In June 1950, Kim Il Sung's forces invaded South Korea, catching that nation and its ally the U.S. by surprise. At first, it looked as if he might prevail, but a small contingent of defenders held out in an enclave around Pusan, along the southern edge of Korea. That gave U.S. Gen. Douglas MacArthur time to organize a rescue force that landed at Inchon, near Seoul, in September 1950. MacArthur chased the North Korean forces northward into North Korea, and might have put an end to the North Korean regime and reunified Korea for good. The North Korean dictator begged for Stalin's help, but none came.
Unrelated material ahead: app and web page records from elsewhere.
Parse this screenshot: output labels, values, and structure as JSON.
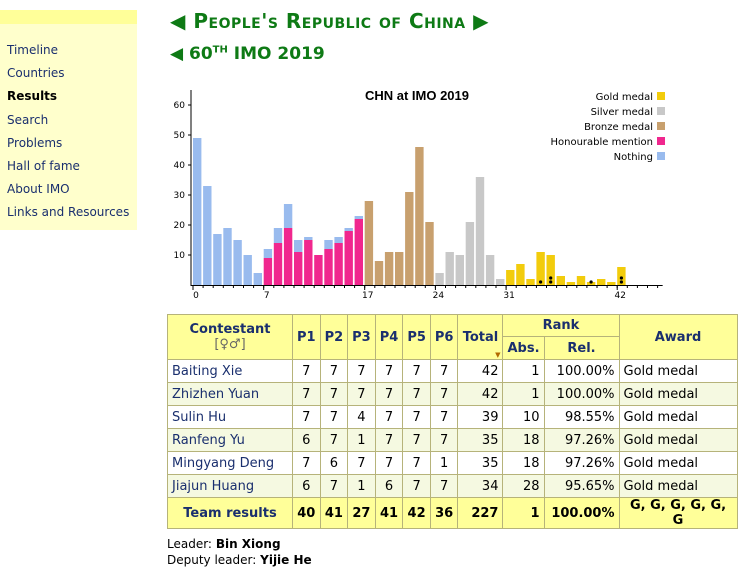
{
  "sidebar": {
    "items": [
      {
        "label": "Timeline",
        "active": false
      },
      {
        "label": "Countries",
        "active": false
      },
      {
        "label": "Results",
        "active": true
      },
      {
        "label": "Search",
        "active": false
      },
      {
        "label": "Problems",
        "active": false
      },
      {
        "label": "Hall of fame",
        "active": false
      },
      {
        "label": "About IMO",
        "active": false
      },
      {
        "label": "Links and Resources",
        "active": false
      }
    ]
  },
  "header": {
    "country_arrow_left": "◀",
    "country": "People's Republic of China",
    "country_arrow_right": "▶",
    "imo_arrow_left": "◀",
    "imo_number": "60",
    "imo_suffix": "TH",
    "imo_rest": "IMO 2019"
  },
  "colors": {
    "gold": "#f2cc0c",
    "silver": "#c8c8c8",
    "bronze": "#c8a06e",
    "honourable": "#f0278e",
    "nothing": "#99bbee",
    "heading_green": "#0e7a15"
  },
  "chart_data": {
    "type": "bar",
    "title": "CHN at IMO 2019",
    "x_ticks": [
      0,
      7,
      17,
      24,
      31,
      42
    ],
    "ylim": [
      0,
      65
    ],
    "y_ticks": [
      10,
      20,
      30,
      40,
      50,
      60
    ],
    "legend_position": "top-right",
    "legend": [
      {
        "name": "Gold medal",
        "key": "gold"
      },
      {
        "name": "Silver medal",
        "key": "silver"
      },
      {
        "name": "Bronze medal",
        "key": "bronze"
      },
      {
        "name": "Honourable mention",
        "key": "honourable"
      },
      {
        "name": "Nothing",
        "key": "nothing"
      }
    ],
    "bars": [
      {
        "x": 0,
        "segments": [
          {
            "v": 49,
            "c": "nothing"
          }
        ]
      },
      {
        "x": 1,
        "segments": [
          {
            "v": 33,
            "c": "nothing"
          }
        ]
      },
      {
        "x": 2,
        "segments": [
          {
            "v": 17,
            "c": "nothing"
          }
        ]
      },
      {
        "x": 3,
        "segments": [
          {
            "v": 19,
            "c": "nothing"
          }
        ]
      },
      {
        "x": 4,
        "segments": [
          {
            "v": 15,
            "c": "nothing"
          }
        ]
      },
      {
        "x": 5,
        "segments": [
          {
            "v": 10,
            "c": "nothing"
          }
        ]
      },
      {
        "x": 6,
        "segments": [
          {
            "v": 4,
            "c": "nothing"
          }
        ]
      },
      {
        "x": 7,
        "segments": [
          {
            "v": 9,
            "c": "honourable"
          },
          {
            "v": 3,
            "c": "nothing"
          }
        ]
      },
      {
        "x": 8,
        "segments": [
          {
            "v": 14,
            "c": "honourable"
          },
          {
            "v": 5,
            "c": "nothing"
          }
        ]
      },
      {
        "x": 9,
        "segments": [
          {
            "v": 19,
            "c": "honourable"
          },
          {
            "v": 8,
            "c": "nothing"
          }
        ]
      },
      {
        "x": 10,
        "segments": [
          {
            "v": 11,
            "c": "honourable"
          },
          {
            "v": 4,
            "c": "nothing"
          }
        ]
      },
      {
        "x": 11,
        "segments": [
          {
            "v": 15,
            "c": "honourable"
          },
          {
            "v": 1,
            "c": "nothing"
          }
        ]
      },
      {
        "x": 12,
        "segments": [
          {
            "v": 10,
            "c": "honourable"
          }
        ]
      },
      {
        "x": 13,
        "segments": [
          {
            "v": 12,
            "c": "honourable"
          },
          {
            "v": 3,
            "c": "nothing"
          }
        ]
      },
      {
        "x": 14,
        "segments": [
          {
            "v": 14,
            "c": "honourable"
          },
          {
            "v": 2,
            "c": "nothing"
          }
        ]
      },
      {
        "x": 15,
        "segments": [
          {
            "v": 18,
            "c": "honourable"
          },
          {
            "v": 1,
            "c": "nothing"
          }
        ]
      },
      {
        "x": 16,
        "segments": [
          {
            "v": 22,
            "c": "honourable"
          },
          {
            "v": 1,
            "c": "nothing"
          }
        ]
      },
      {
        "x": 17,
        "segments": [
          {
            "v": 28,
            "c": "bronze"
          }
        ]
      },
      {
        "x": 18,
        "segments": [
          {
            "v": 8,
            "c": "bronze"
          }
        ]
      },
      {
        "x": 19,
        "segments": [
          {
            "v": 11,
            "c": "bronze"
          }
        ]
      },
      {
        "x": 20,
        "segments": [
          {
            "v": 11,
            "c": "bronze"
          }
        ]
      },
      {
        "x": 21,
        "segments": [
          {
            "v": 31,
            "c": "bronze"
          }
        ]
      },
      {
        "x": 22,
        "segments": [
          {
            "v": 46,
            "c": "bronze"
          }
        ]
      },
      {
        "x": 23,
        "segments": [
          {
            "v": 21,
            "c": "bronze"
          }
        ]
      },
      {
        "x": 24,
        "segments": [
          {
            "v": 4,
            "c": "silver"
          }
        ]
      },
      {
        "x": 25,
        "segments": [
          {
            "v": 11,
            "c": "silver"
          }
        ]
      },
      {
        "x": 26,
        "segments": [
          {
            "v": 10,
            "c": "silver"
          }
        ]
      },
      {
        "x": 27,
        "segments": [
          {
            "v": 21,
            "c": "silver"
          }
        ]
      },
      {
        "x": 28,
        "segments": [
          {
            "v": 36,
            "c": "silver"
          }
        ]
      },
      {
        "x": 29,
        "segments": [
          {
            "v": 10,
            "c": "silver"
          }
        ]
      },
      {
        "x": 30,
        "segments": [
          {
            "v": 2,
            "c": "silver"
          }
        ]
      },
      {
        "x": 31,
        "segments": [
          {
            "v": 5,
            "c": "gold"
          }
        ]
      },
      {
        "x": 32,
        "segments": [
          {
            "v": 7,
            "c": "gold"
          }
        ]
      },
      {
        "x": 33,
        "segments": [
          {
            "v": 2,
            "c": "gold"
          }
        ]
      },
      {
        "x": 34,
        "segments": [
          {
            "v": 11,
            "c": "gold"
          }
        ]
      },
      {
        "x": 35,
        "segments": [
          {
            "v": 10,
            "c": "gold"
          }
        ]
      },
      {
        "x": 36,
        "segments": [
          {
            "v": 3,
            "c": "gold"
          }
        ]
      },
      {
        "x": 37,
        "segments": [
          {
            "v": 1,
            "c": "gold"
          }
        ]
      },
      {
        "x": 38,
        "segments": [
          {
            "v": 3,
            "c": "gold"
          }
        ]
      },
      {
        "x": 39,
        "segments": [
          {
            "v": 1,
            "c": "gold"
          }
        ]
      },
      {
        "x": 40,
        "segments": [
          {
            "v": 2,
            "c": "gold"
          }
        ]
      },
      {
        "x": 41,
        "segments": [
          {
            "v": 1,
            "c": "gold"
          }
        ]
      },
      {
        "x": 42,
        "segments": [
          {
            "v": 6,
            "c": "gold"
          }
        ]
      }
    ],
    "team_markers": [
      {
        "score": 34,
        "count": 1
      },
      {
        "score": 35,
        "count": 2
      },
      {
        "score": 39,
        "count": 1
      },
      {
        "score": 42,
        "count": 2
      }
    ]
  },
  "table": {
    "headers": {
      "contestant": "Contestant",
      "gender_symbols": "[♀♂]",
      "p1": "P1",
      "p2": "P2",
      "p3": "P3",
      "p4": "P4",
      "p5": "P5",
      "p6": "P6",
      "total": "Total",
      "rank": "Rank",
      "abs": "Abs.",
      "rel": "Rel.",
      "award": "Award"
    },
    "rows": [
      {
        "name": "Baiting Xie",
        "p1": "7",
        "p2": "7",
        "p3": "7",
        "p4": "7",
        "p5": "7",
        "p6": "7",
        "total": "42",
        "abs": "1",
        "rel": "100.00%",
        "award": "Gold medal"
      },
      {
        "name": "Zhizhen Yuan",
        "p1": "7",
        "p2": "7",
        "p3": "7",
        "p4": "7",
        "p5": "7",
        "p6": "7",
        "total": "42",
        "abs": "1",
        "rel": "100.00%",
        "award": "Gold medal"
      },
      {
        "name": "Sulin Hu",
        "p1": "7",
        "p2": "7",
        "p3": "4",
        "p4": "7",
        "p5": "7",
        "p6": "7",
        "total": "39",
        "abs": "10",
        "rel": "98.55%",
        "award": "Gold medal"
      },
      {
        "name": "Ranfeng Yu",
        "p1": "6",
        "p2": "7",
        "p3": "1",
        "p4": "7",
        "p5": "7",
        "p6": "7",
        "total": "35",
        "abs": "18",
        "rel": "97.26%",
        "award": "Gold medal"
      },
      {
        "name": "Mingyang Deng",
        "p1": "7",
        "p2": "6",
        "p3": "7",
        "p4": "7",
        "p5": "7",
        "p6": "1",
        "total": "35",
        "abs": "18",
        "rel": "97.26%",
        "award": "Gold medal"
      },
      {
        "name": "Jiajun Huang",
        "p1": "6",
        "p2": "7",
        "p3": "1",
        "p4": "6",
        "p5": "7",
        "p6": "7",
        "total": "34",
        "abs": "28",
        "rel": "95.65%",
        "award": "Gold medal"
      }
    ],
    "team": {
      "label": "Team results",
      "p1": "40",
      "p2": "41",
      "p3": "27",
      "p4": "41",
      "p5": "42",
      "p6": "36",
      "total": "227",
      "abs": "1",
      "rel": "100.00%",
      "award": "G, G, G, G, G, G"
    }
  },
  "leaders": {
    "leader_label": "Leader:",
    "leader_name": "Bin Xiong",
    "deputy_label": "Deputy leader:",
    "deputy_name": "Yijie He"
  }
}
Then, to the overconfident MacArthur's surprise, the Chinese army jumped into the fray and drove his forces back to the 38th parallel [sources: Brown, Boissoneault].
After two more years of bloody fighting, the two sides finally signed an armistice in 1953 — but not a peace agreement. The Chinese intervention had saved Kim Il Sung, but Chinese leader Mao Zedong had left him hanging for two long days before stepping in. Some experts believe that the fear and uncertainty that the North Korean dictator must have felt forever changed him and his regime. From that point, he viewed the world as a hostile place, where he had no allies that he could really trust [source: Boissoneault].
With his ambitions of ruling all of Korea quashed, Kim Il Sung concentrated on consolidating his power. He purged anyone who might pose a threat, and set up a system in which citizens were grouped into various categories according to political reliability. He wasted some of the economic aid that the Chinese and Soviets provided to build 50,000 statues of himself throughout the country, and erected a museum with 95 halls in Pyongyang to extoll his achievements [source: Independent].
At the same time, Kim Il Sung's animosity toward his perceived external enemies continued. In January 1968, he sent commandos to infiltrate South Korea and stage terror attacks, including a failed attempt to assassinate South Korean President Park Chung Hee. Soon after, the North Korean navy seized a U.S. surveillance ship, the Pueblo, off the North Korean coast, killing one U.S. crew member and seizing another 82 Americans, who were tortured and held captive for 11 months before being released [source: Locker].